It has often been said about hunting, that amongst other wealthy individuals, it is the preserve of the rich landowning classes of Great Britain and when one looks at the large estates owned by the Dukes of Buccleuch, Beaufort and Northumberland, who also have their own packs of hounds, it is quite easy to imagine this could be the case. However rather than be brought under the spotlight for this and the criticism they receive for it, let us look very briefly at the benefits that are the spin off from their interest in such an activity. In these particular cases they are the ones responsible for permitting the use of the land, providing financial support etc etc, all of which are a huge benefit not only to those that hunt but also others who enjoy our traditional countryside. Hunting though, despite its image, has always brought together a vast number of people from all corners of everyday life, with a common interest, the hounds. Not only are they the very centre piece of any Hunt, we can’t actually go hunting without them! Take any holiday meet over the Christmas period and you will see every man woman and child naturally migrates towards the hounds, and who can blame them! So this article is based on them and the man who is in charge of their welfare at the Percy – Robert Mcarthy.

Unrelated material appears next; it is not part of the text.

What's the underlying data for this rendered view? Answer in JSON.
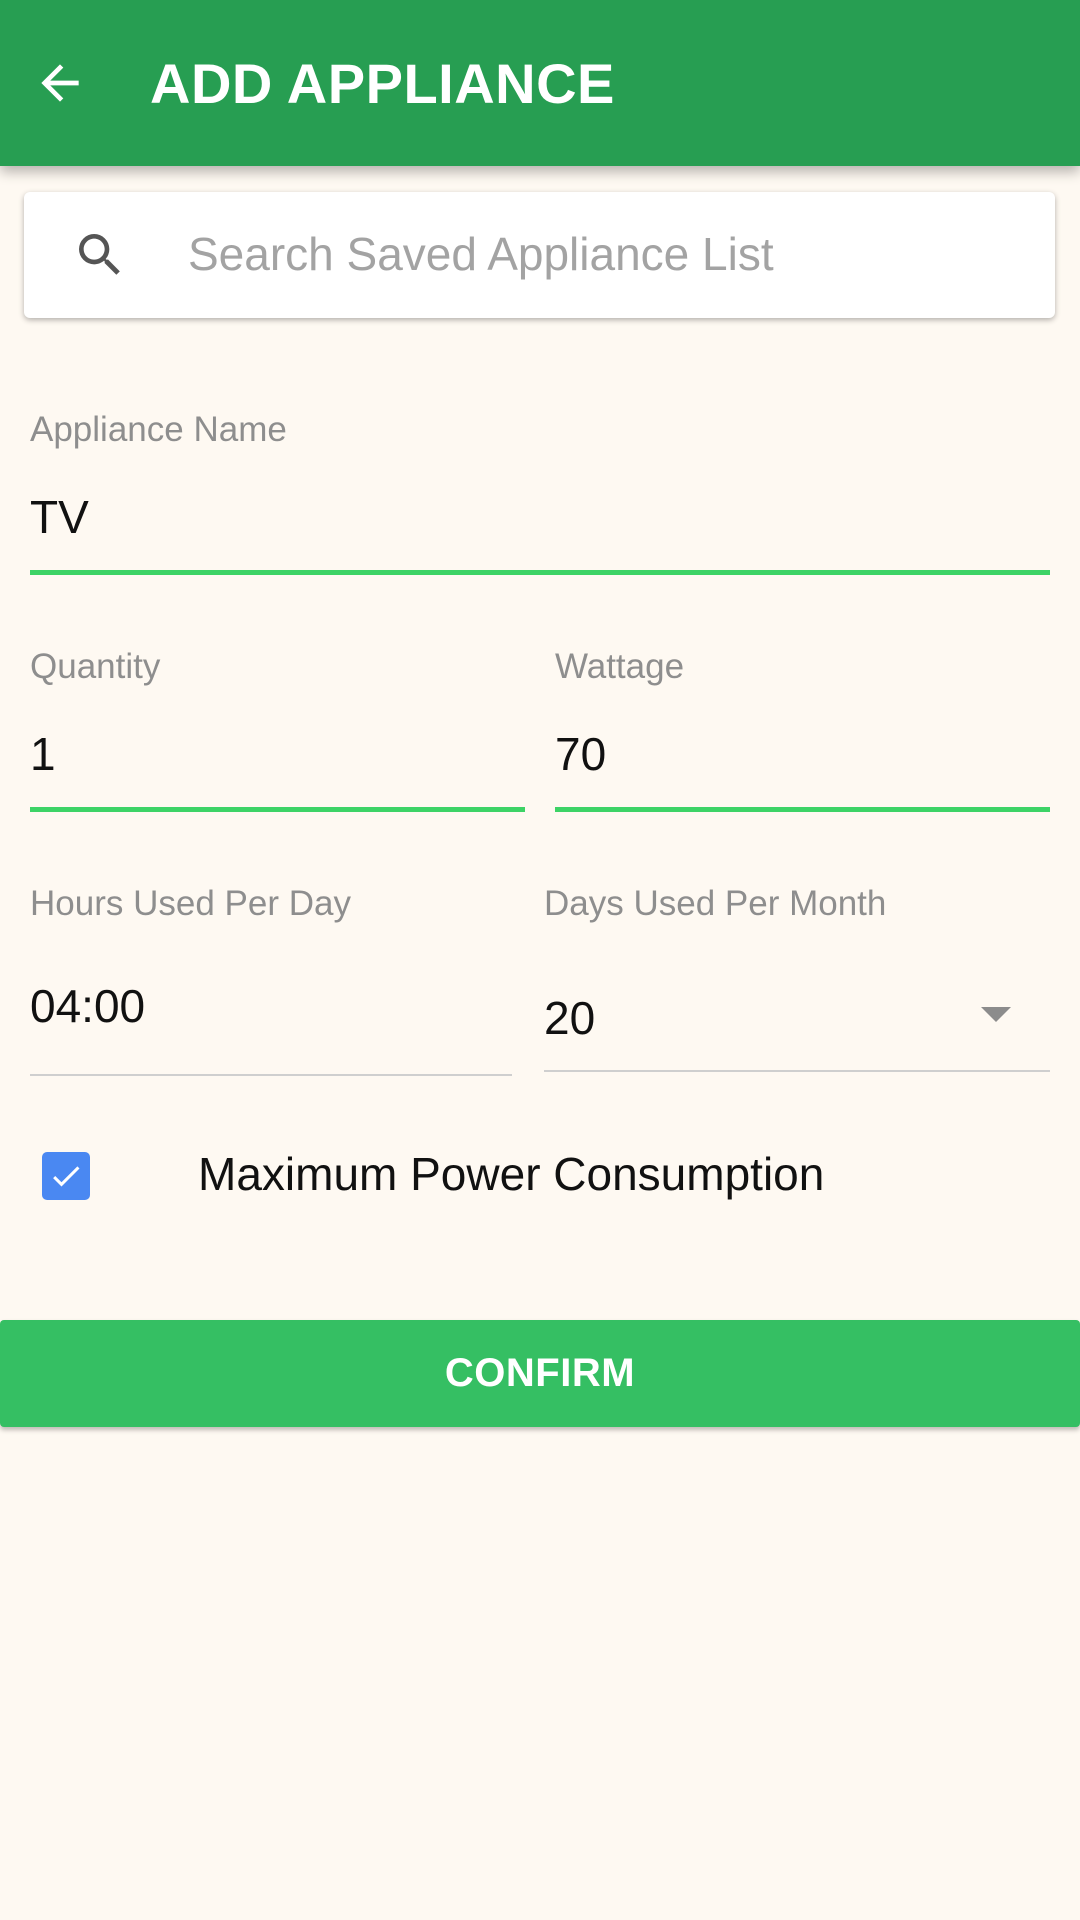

In this piece, One hundred hounds, One man, we are going to spend a morning with Robert Mcarthy, the Huntsman to the Percy Hounds and investigate the “golden thread” he has with them and is so often overlooked in favour of an argument describing the likes of Robert as a “wicked barbarian”. It is with grateful thanks to the Duke of Northumberland, Lady Victoria Percy and the Masters of the Percy Hunt that we have been given permission to visit these historical Kennels and Robert to see firsthand their wonderful Pure English Foxhounds in his care.
Robert is …. and has devoted his life to hunting from a very early age and his knowledge of his hounds is very clear to see. They are his life! Born and bred in Suffolk, he and his family are now well settled in the North East and I cannot see him moving very far! So what is it that makes one man earn the respect of a hundred hounds? This is something that cannot really be described in just a few words, however in this case it is the pictures that accompany this article that really tell the story. The Pure English Foxhound is one of the oldest breeds of hunting hounds in the World. Its distinctive colour of black, tan and white is what makes it stand out from its more modern brethren. After all it is looked at as the aristocrat of the hunting world! They ooze charm and character from every angle, but don’t they know it? They can be wooden and stubborn, and that is why the link between Robert and his hounds is not only fascinating, it is of the greatest importance in the running of the Percy or any other Hunt Kennel.
From the very moment you see them, you know you are in for a real treat. Robert’s assistant in the trade his “Whipper in,” is sorting out the hounds that we are due to take out for exercise. This is duly accomplished and anything that is not coming with us is put over on to another yard. The rest then wait patiently for the “Boss“ to appear. They can hear him not far away and every single one of them has their eyes transfixed in his general direction. As he appears at their kennel gate, that is that instant you witness the huge respect they have for him and that he too has for them. They become alive and are all over him and ready to go! Bursting out of the ancient Percy Kennels, like children leaving school for the day, they go so far and then back to him they come. There is no shouting, no cracking of whips, and this is something has to be seen to be believed, as Robert says it all comes down to two words, “patience and understanding”. The River Aln is the first port of call into which they quickly dip then over the bridge to the site of the old Abbey. As well as enjoying our historical surroundings we can watch and observe the hounds and their huntsman working in total unison with each other. There is one cog in this particular wheel however that is missing today and that is the horse. Once the Huntsman is up aboard that golden thread of which we talk widens, taking on equine as well as canine thinking with decisions very often having to be made in a matter of a second or two. Quite something, when your conveyance is likely to be rather enjoying the occasion! However if the man or woman on top has the flare that it needs, it all comes totally naturally and is a joy to see.
We return to the Kennels with all hounds as they say in the trade, “on” and the experience has been yet another one which demonstrates the fascination of that invisable link that exists between man and animal. Once one has got it, no man, not even the staunchest Hunt saboteur, can take it away from you, it is there for life. Sadly in the fast moving world that we live, it is something easily taken for granted or on the other hand ignored, but should it?
The answer to me is very definitely –no and it is thanks to all those who generously back their Hunts that we are able to witness it at all, so a very large amount of thanks go to them.
Monday 13th Jan 2014